* **About this exercise**
Once you have read the entries below, give them all again without any difference.

---------------

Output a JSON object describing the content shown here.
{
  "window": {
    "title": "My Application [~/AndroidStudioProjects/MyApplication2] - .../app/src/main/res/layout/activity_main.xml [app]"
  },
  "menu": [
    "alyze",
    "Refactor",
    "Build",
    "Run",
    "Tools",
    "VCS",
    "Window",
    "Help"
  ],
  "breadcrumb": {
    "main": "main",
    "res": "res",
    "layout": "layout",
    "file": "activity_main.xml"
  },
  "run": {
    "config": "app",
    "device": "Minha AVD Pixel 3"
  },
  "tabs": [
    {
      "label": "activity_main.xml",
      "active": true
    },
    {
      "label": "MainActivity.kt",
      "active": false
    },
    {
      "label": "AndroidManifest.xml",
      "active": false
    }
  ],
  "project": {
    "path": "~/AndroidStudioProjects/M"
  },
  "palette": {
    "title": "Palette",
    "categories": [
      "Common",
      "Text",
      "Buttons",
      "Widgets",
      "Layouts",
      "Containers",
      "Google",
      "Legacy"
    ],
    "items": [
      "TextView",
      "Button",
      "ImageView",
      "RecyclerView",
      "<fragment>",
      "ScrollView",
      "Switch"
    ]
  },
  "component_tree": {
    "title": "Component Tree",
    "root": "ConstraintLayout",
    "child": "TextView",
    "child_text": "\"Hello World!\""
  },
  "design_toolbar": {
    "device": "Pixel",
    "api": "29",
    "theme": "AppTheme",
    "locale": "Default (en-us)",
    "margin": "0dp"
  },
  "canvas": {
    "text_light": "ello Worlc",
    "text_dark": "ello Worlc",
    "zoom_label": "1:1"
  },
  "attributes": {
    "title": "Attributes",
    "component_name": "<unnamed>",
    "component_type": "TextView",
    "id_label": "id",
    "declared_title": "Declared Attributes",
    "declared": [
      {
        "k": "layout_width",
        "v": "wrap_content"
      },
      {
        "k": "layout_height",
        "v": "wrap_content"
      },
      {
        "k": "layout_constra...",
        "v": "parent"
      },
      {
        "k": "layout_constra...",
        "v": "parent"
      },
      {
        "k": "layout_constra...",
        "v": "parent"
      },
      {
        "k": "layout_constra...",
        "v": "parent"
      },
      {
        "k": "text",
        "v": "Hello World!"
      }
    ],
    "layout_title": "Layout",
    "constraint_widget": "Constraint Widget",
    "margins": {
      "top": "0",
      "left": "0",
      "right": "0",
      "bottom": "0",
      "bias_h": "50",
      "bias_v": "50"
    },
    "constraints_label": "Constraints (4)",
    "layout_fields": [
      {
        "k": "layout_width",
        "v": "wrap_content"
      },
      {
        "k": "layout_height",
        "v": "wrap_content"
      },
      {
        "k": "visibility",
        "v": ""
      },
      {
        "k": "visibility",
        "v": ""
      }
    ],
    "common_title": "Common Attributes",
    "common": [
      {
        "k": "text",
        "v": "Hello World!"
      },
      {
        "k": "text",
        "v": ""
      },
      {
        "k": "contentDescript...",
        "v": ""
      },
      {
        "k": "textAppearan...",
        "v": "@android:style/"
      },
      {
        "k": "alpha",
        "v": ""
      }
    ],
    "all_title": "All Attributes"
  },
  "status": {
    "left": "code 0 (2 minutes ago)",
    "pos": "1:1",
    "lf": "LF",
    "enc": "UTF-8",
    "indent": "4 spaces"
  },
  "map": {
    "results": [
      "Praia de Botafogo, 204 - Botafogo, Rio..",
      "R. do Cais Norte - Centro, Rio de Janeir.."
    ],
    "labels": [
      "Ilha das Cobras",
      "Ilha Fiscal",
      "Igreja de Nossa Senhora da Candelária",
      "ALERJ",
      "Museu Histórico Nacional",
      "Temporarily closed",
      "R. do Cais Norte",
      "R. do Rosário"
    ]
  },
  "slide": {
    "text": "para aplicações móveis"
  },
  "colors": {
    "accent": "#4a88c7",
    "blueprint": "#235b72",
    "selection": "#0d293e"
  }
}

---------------

* **Written solution**
Output a JSON object describing the content shown here.
{
  "window": {
    "title": "My Application [~/AndroidStudioProjects/MyApplication2] - .../app/src/main/res/layout/activity_main.xml [app]"
  },
  "menu": [
    "alyze",
    "Refactor",
    "Build",
    "Run",
    "Tools",
    "VCS",
    "Window",
    "Help"
  ],
  "breadcrumb": {
    "main": "main",
    "res": "res",
    "layout": "layout",
    "file": "activity_main.xml"
  },
  "run": {
    "config": "app",
    "device": "Minha AVD Pixel 3"
  },
  "tabs": [
    {
      "label": "activity_main.xml",
      "active": true
    },
    {
      "label": "MainActivity.kt",
      "active": false
    },
    {
      "label": "AndroidManifest.xml",
      "active": false
    }
  ],
  "project": {
    "path": "~/AndroidStudioProjects/M"
  },
  "palette": {
    "title": "Palette",
    "categories": [
      "Common",
      "Text",
      "Buttons",
      "Widgets",
      "Layouts",
      "Containers",
      "Google",
      "Legacy"
    ],
    "items": [
      "TextView",
      "Button",
      "ImageView",
      "RecyclerView",
      "<fragment>",
      "ScrollView",
      "Switch"
    ]
  },
  "component_tree": {
    "title": "Component Tree",
    "root": "ConstraintLayout",
    "child": "TextView",
    "child_text": "\"Hello World!\""
  },
  "design_toolbar": {
    "device": "Pixel",
    "api": "29",
    "theme": "AppTheme",
    "locale": "Default (en-us)",
    "margin": "0dp"
  },
  "canvas": {
    "text_light": "ello Worlc",
    "text_dark": "ello Worlc",
    "zoom_label": "1:1"
  },
  "attributes": {
    "title": "Attributes",
    "component_name": "<unnamed>",
    "component_type": "TextView",
    "id_label": "id",
    "declared_title": "Declared Attributes",
    "declared": [
      {
        "k": "layout_width",
        "v": "wrap_content"
      },
      {
        "k": "layout_height",
        "v": "wrap_content"
      },
      {
        "k": "layout_constra...",
        "v": "parent"
      },
      {
        "k": "layout_constra...",
        "v": "parent"
      },
      {
        "k": "layout_constra...",
        "v": "parent"
      },
      {
        "k": "layout_constra...",
        "v": "parent"
      },
      {
        "k": "text",
        "v": "Hello World!"
      }
    ],
    "layout_title": "Layout",
    "constraint_widget": "Constraint Widget",
    "margins": {
      "top": "0",
      "left": "0",
      "right": "0",
      "bottom": "0",
      "bias_h": "50",
      "bias_v": "50"
    },
    "constraints_label": "Constraints (4)",
    "layout_fields": [
      {
        "k": "layout_width",
        "v": "wrap_content"
      },
      {
        "k": "layout_height",
        "v": "wrap_content"
      },
      {
        "k": "visibility",
        "v": ""
      },
      {
        "k": "visibility",
        "v": ""
      }
    ],
    "common_title": "Common Attributes",
    "common": [
      {
        "k": "text",
        "v": "Hello World!"
      },
      {
        "k": "text",
        "v": ""
      },
      {
        "k": "contentDescript...",
        "v": ""
      },
      {
        "k": "textAppearan...",
        "v": "@android:style/"
      },
      {
        "k": "alpha",
        "v": ""
      }
    ],
    "all_title": "All Attributes"
  },
  "status": {
    "left": "code 0 (2 minutes ago)",
    "pos": "1:1",
    "lf": "LF",
    "enc": "UTF-8",
    "indent": "4 spaces"
  },
  "map": {
    "results": [
      "Praia de Botafogo, 204 - Botafogo, Rio..",
      "R. do Cais Norte - Centro, Rio de Janeir.."
    ],
    "labels": [
      "Ilha das Cobras",
      "Ilha Fiscal",
      "Igreja de Nossa Senhora da Candelária",
      "ALERJ",
      "Museu Histórico Nacional",
      "Temporarily closed",
      "R. do Cais Norte",
      "R. do Rosário"
    ]
  },
  "slide": {
    "text": "para aplicações móveis"
  },
  "colors": {
    "accent": "#4a88c7",
    "blueprint": "#235b72",
    "selection": "#0d293e"
  }
}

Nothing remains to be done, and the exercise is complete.